Darwin did not understand genetics or mutations, so the first step was acknowledged to be a weak point in his theory, but people were willing to overlook that difficulty because of the power of the selection process (step 2) to explain how a system with the appearance of design could be achieved through purely mindless naturalistic means. Dressman refers to natural selection as a "pseudophenomenon" and a "tautology." He spends a couple of paragraphs dismissing natural selection but then completely ignores it, preferring to invoke "chance" as the sole ingredient of Darwin's theory. He also wastes a lot of time describing how wildly improbable life is. This was known in the years before Darwin published Origins but was quite readily explained within that book's pages. I only wish Dressman had bothered to read it (or even a short summary of it) before he had mounted an attack on it.

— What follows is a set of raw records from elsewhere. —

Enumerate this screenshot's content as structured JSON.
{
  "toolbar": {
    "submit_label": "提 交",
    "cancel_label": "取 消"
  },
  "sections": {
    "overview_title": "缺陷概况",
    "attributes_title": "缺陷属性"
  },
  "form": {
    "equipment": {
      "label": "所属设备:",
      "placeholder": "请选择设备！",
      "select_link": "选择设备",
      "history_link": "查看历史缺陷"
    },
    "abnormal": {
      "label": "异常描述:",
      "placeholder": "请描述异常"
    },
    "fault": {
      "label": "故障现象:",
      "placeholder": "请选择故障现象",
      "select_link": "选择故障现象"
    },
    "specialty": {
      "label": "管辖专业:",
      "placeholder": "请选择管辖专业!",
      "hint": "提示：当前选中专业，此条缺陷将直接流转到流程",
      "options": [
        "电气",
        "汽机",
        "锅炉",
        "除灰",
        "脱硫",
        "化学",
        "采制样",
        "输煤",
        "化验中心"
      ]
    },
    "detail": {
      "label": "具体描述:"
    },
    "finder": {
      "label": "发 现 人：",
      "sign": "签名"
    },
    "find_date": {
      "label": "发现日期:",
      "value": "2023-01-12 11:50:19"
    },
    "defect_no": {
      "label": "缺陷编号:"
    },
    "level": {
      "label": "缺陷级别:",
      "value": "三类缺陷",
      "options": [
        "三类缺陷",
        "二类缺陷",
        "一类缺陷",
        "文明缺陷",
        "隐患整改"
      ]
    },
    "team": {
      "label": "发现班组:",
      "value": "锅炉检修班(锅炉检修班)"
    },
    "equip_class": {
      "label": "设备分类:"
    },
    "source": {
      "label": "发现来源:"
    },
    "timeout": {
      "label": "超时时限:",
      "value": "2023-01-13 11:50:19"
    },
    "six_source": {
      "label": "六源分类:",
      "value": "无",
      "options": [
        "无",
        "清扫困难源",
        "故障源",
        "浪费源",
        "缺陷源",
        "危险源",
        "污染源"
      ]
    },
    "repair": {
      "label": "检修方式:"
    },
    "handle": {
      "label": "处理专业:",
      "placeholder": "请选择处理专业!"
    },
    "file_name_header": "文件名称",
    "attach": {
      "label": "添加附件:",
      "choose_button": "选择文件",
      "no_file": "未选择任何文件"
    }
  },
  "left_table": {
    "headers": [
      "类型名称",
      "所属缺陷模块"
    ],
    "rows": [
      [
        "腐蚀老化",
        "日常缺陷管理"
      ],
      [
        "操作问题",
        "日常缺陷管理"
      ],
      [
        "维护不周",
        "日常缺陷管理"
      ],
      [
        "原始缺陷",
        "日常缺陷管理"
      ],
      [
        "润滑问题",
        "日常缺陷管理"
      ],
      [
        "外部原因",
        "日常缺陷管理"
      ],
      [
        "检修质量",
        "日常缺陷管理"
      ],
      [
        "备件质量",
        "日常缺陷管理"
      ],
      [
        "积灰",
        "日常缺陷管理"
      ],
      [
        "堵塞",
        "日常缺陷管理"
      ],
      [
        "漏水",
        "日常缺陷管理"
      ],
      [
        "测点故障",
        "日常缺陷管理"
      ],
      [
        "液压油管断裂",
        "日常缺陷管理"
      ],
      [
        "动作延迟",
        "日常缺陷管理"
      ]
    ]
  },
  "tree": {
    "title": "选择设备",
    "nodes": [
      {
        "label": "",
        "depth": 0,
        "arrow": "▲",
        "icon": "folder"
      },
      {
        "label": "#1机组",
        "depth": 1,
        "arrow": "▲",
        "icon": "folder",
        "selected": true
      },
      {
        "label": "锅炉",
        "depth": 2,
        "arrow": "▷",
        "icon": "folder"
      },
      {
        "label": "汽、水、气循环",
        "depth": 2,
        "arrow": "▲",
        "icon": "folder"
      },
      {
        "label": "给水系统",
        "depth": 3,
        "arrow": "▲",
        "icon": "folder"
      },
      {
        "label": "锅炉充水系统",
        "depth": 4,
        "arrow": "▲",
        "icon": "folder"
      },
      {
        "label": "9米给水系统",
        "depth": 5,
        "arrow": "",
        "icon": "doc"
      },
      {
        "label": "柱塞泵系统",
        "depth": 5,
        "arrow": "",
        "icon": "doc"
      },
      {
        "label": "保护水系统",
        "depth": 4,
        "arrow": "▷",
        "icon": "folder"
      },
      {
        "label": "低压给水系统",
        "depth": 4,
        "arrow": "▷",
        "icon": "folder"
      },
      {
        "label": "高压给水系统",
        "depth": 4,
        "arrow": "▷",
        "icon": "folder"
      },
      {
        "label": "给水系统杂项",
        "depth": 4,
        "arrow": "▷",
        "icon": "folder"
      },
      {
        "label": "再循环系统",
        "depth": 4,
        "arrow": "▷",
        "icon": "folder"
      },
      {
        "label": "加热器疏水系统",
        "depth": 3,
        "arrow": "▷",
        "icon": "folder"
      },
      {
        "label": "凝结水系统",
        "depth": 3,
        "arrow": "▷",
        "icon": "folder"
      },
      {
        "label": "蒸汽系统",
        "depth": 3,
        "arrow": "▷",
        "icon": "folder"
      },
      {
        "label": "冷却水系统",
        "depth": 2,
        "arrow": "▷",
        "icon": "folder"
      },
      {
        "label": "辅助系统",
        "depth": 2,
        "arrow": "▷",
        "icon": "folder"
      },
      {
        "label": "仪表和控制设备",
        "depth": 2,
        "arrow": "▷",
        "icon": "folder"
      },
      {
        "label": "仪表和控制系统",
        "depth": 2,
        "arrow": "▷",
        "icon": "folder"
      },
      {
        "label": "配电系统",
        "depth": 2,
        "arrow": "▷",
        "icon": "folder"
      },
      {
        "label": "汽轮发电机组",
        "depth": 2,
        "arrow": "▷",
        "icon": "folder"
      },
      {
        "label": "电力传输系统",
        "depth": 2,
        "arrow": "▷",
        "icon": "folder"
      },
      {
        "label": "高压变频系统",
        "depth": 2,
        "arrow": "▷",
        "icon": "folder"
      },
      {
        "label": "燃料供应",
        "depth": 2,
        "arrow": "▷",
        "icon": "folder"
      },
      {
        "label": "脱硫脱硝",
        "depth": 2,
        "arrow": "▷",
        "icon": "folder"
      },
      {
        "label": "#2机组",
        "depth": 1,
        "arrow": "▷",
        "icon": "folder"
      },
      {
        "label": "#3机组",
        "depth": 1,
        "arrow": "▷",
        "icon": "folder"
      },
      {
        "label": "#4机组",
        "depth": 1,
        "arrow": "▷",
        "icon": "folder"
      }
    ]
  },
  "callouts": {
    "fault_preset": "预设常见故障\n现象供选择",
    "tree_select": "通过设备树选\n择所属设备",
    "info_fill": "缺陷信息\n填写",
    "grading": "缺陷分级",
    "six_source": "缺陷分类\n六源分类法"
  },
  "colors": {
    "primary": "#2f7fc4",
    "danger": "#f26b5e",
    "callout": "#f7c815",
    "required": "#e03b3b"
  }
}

As to Dressman's dismissive canard that natural selection is a tautology, I will not waste my time refuting it (John Wilkins does an excellent job covering the bizarre argument here). Suffice to say that anyone making that claim today displays a breathtaking ignorance of Darwin's theory.

Dressman might be surprised to hear that in pharmaceutical chemistry, where the pressure to succeed is intense, chemists have taken to using evolutionary computation to find what they need. In "An Introduction to Evolutionary Computations and Evolutionary Algorithms," (2004) W. H. Cartwright writes "To identify compounds of potential therapeutic interest, the relatively tiny proportion of molecules which meet the specific criteria need to be pinpointed among the unsuitable molecules." The fractional scale difference between the molecules of interest and molecules that exist is huge, and is precisely the same sort of needle-in-a-haystack search that Dressman ridicules as being impossible in Darwin's theory, yet chemists have conquered the problem by adopting the following procedure:
  1. simulated reproduction of biological chemicals with modification (mutations)
  2. selection (artificial)
  3. repeat
In this manner it is possible to more effectively search the enormous "solution space" that might contain chemicals of interest. It doesn't find every chemical that might meet the final criteria but it does a much better job than a brute force search which might take hundreds of years to complete on the fastest computers. This is the power of selection, in which the tiny improvements in every generation are leveraged step by step in an evolutionary manner to keep a species as optimized as possible. It is like pitching a haystack into a corn drier with a big magnet stuck at one end. Every time that barrel rotates the needle will get a little closer to the magnet until it finally sticks. Dressman, not understanding how the magnet (selection) works, claims that finding the needle is impossible.

Cartwright, H. M. (2004) An Introduction to Evolutionary Computation and Evolutionary Algorithms. In Johnston, R. L. Applications of Evolutionary Computation in Chemistry Berlin: Springer

Dressman, Ronald C. (2007)
Not By Chance: A Theory of Evolution Governed by Essential Law and Driven By Natural Effectuation. West Conshohocken, PA: Infinity.

Wednesday, May 23, 2007


Long before the Interweb appeared I had a habit of drawing (poorly) various little comic strips for my friends. It was hard work, and they sucked, but technology has now made everything far too simple for me to ignore. Now my friends still suck, but my work is a heck of a lot easier to produce.

The Internet is a wonderful tool. Just think: without it, you would never get to see this. Click on the image to expand it in a new window.